To complement diversity actions happening at the leadership level, a centralized hiring process is sourcing talent for entry-level positions. The process leverages Centralized Selection Cells within each AFMC Center to manage recruitment efforts for developmental as well as critical, hard-to-fill positions.
“Centralized hiring helps to reduce unconscious bias and ensures local hiring processes promote diversity. Supervisors provide the requirements of the position, and the responsibility for recruitment falls to trained human resources specialists and functional experts that understand the demands of the position and can fill them quickly with the right talent we need,” said Tammy Lyons, Chief, AFMC Personnel Support Division.
AFMC is also working to increase recruitment efforts in underserved communities, to include providing more on-the-spot job offers to better compete with industry while acquiring the diverse talent needed to fill positions across the mission. Attendance at events such as the Black Engineer of the Year Award, Great Minds in STEM, and Hispanic, Asian and women-focused engineering conferences aims to position AFMC as the employer-of-choice for many in these demographic groupings. On the spot interviews and direct engagement with potential new talent is helping to better position the command as a top choice.
“We are competing with industry every day to acquire the best, most diverse talent out there. We’ve amped up our presence at hiring events across the spectrum,” said Lyons.
A number of DEIA actions are also addressing talent retention.
An AFMC Supervisor Training Course was implemented in early 2021 to provide new leaders with the skills needed to effectively lead diverse teams across the organization. Through a new coaching initiative, AFMC Airmen can apply to acquire a professional work coach to assess career goals and create an action plan for continued growth.
In addition, the command has focused its 2022 mentorship program on diverse, cross-cultural mentoring, ensuring that all demographic groups are provided with opportunities to participate.
“Our goal is to help individuals better understand the perspectives of those who come from different backgrounds as well as their own so they can better together leverage the skills and abilities of all to drive mission success,” said Tickle.
The command is also solidifying its succession planning effort, which calls for the rotation of individuals in select team lead or supervisory positions every five years, thereby providing greater depth and breadth of leadership exposure to diverse teams and missions across AFMC. The goal is for individuals to grow in leadership competencies as they gain new experiences across different mission areas.
“We have world-class talent at AFMC, and we want to provide our Airmen with the opportunities to continue to grow those high-level skills to be successful. The more you know about the different missions at AFMC and how they operate together, the better we can deliver as an organization,” said Bunch.
Initiatives will continue to evolve and expand in 2022, with program leads working to incorporate Air Force and Department of Defense policy into all activities while striving to be a model organization for DEIA across the services. The end goal is to create an enduring AFMC culture that successfully integrates the skills and abilities of all members of the team in support of the warfighter.
“Our efforts in this area are critical to our success as a command and as a service.
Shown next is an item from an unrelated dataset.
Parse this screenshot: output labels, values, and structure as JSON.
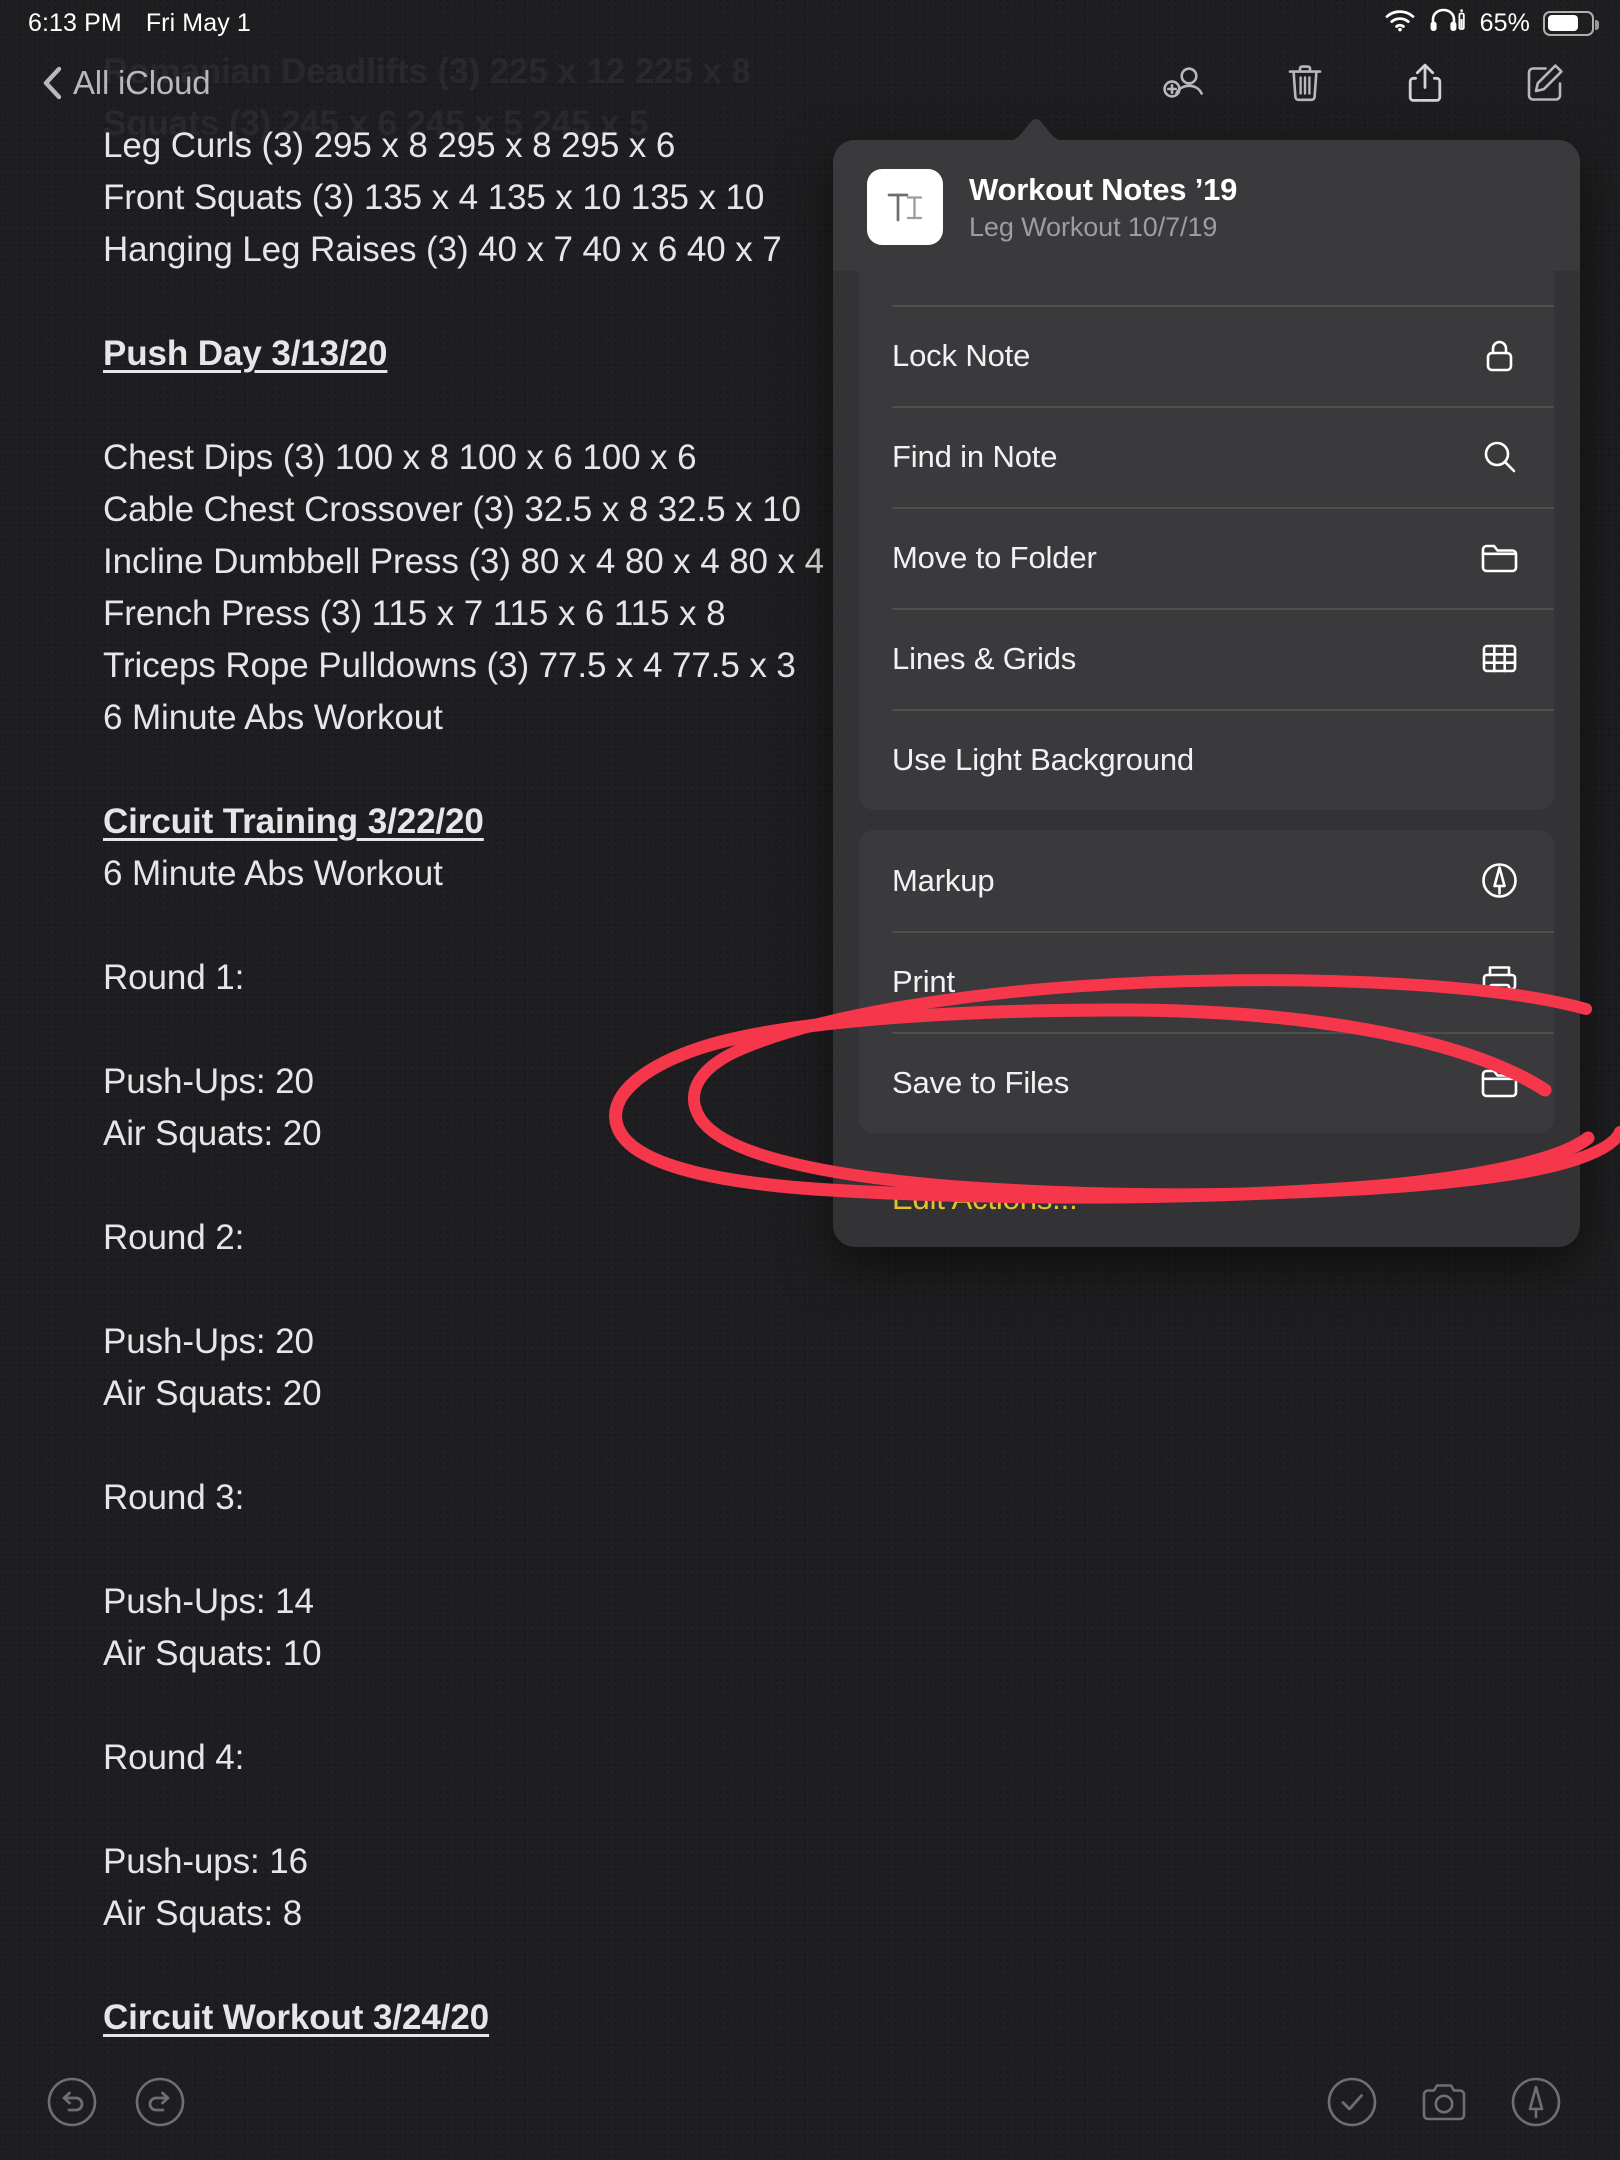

We are discovering, learning and improving as we go. We need to ensure we create and maintain a diverse workforce where everyone has the opportunity to achieve and succeed,” said Bunch.
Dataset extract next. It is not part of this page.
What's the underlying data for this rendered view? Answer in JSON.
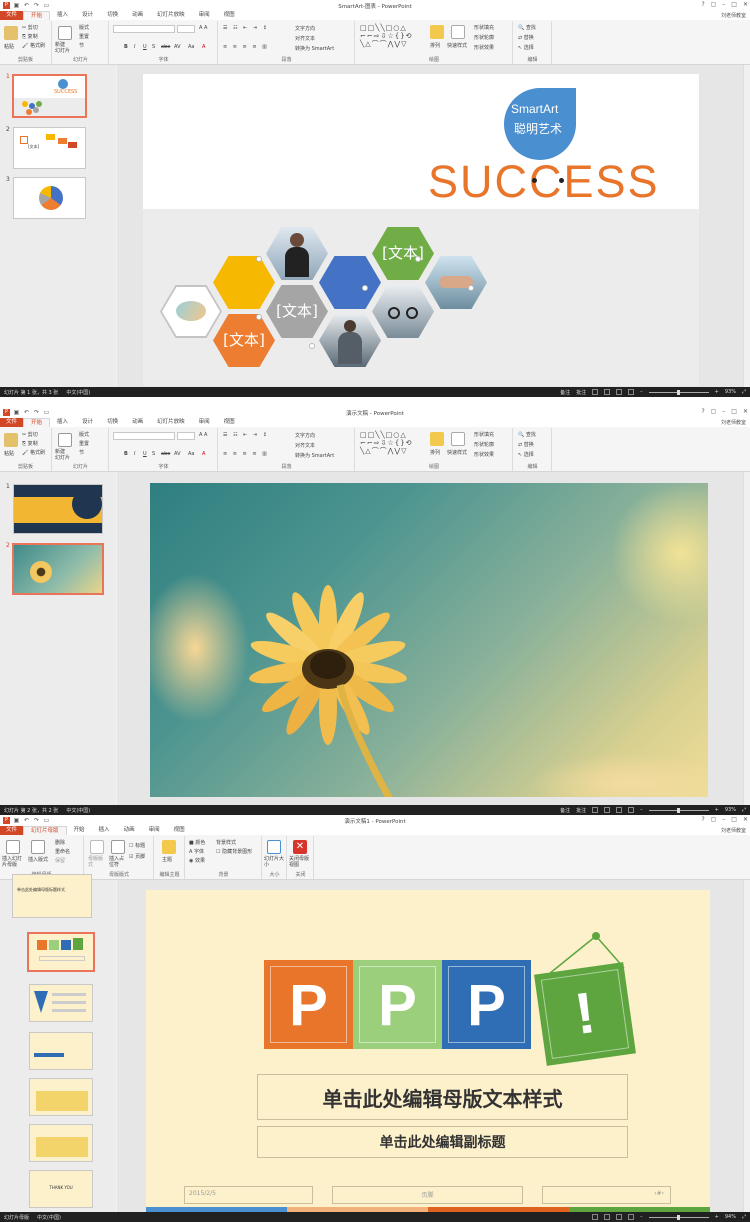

To learn more about Air Force Materiel Command Diversity, Equity, Inclusion and Accessibility efforts, visit https://www.afmc.af.mil/About-Us/Featured-Topics/Diversity/ .